**What is required**
Which lines below contain the word "label"? Copy each of them.
*** Opening Dataset records ***
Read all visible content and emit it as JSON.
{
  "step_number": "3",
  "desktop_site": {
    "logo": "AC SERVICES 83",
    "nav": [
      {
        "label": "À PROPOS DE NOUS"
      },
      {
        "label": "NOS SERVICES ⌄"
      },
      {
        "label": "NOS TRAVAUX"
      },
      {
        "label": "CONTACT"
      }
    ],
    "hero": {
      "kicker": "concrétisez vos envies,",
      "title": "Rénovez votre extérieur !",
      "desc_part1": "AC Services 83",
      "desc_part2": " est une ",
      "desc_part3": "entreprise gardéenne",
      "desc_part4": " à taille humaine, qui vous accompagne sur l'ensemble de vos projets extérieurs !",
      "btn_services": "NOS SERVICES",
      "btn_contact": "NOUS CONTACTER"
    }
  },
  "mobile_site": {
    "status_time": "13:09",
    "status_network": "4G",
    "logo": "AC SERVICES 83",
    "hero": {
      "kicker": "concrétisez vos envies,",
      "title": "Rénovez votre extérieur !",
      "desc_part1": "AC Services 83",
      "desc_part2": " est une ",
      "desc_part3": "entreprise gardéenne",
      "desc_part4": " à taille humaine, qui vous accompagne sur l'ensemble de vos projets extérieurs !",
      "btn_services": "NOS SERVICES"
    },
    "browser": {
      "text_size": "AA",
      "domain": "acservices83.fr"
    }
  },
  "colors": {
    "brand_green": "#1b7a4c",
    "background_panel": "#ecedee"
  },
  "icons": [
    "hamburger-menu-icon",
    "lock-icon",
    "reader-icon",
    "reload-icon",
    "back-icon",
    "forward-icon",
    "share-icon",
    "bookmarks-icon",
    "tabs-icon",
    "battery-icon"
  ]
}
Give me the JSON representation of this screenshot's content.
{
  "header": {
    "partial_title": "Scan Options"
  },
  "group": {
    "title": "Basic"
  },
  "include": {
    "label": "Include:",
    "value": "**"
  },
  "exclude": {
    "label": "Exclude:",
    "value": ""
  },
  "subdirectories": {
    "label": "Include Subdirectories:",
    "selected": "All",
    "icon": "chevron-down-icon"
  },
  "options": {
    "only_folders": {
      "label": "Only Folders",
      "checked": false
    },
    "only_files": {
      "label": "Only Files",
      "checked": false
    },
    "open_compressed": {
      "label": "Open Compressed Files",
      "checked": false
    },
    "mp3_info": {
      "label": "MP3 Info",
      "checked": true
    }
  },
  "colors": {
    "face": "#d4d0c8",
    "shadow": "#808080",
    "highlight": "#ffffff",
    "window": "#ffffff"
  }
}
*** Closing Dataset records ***
**Task answer**
        "label": "À PROPOS DE NOUS"
        "label": "NOS SERVICES ⌄"
        "label": "NOS TRAVAUX"
        "label": "CONTACT"
    "label": "Include:",
    "label": "Exclude:",
    "label": "Include Subdirectories:",
      "label": "Only Folders",
      "label": "Only Files",
      "label": "Open Compressed Files",
      "label": "MP3 Info",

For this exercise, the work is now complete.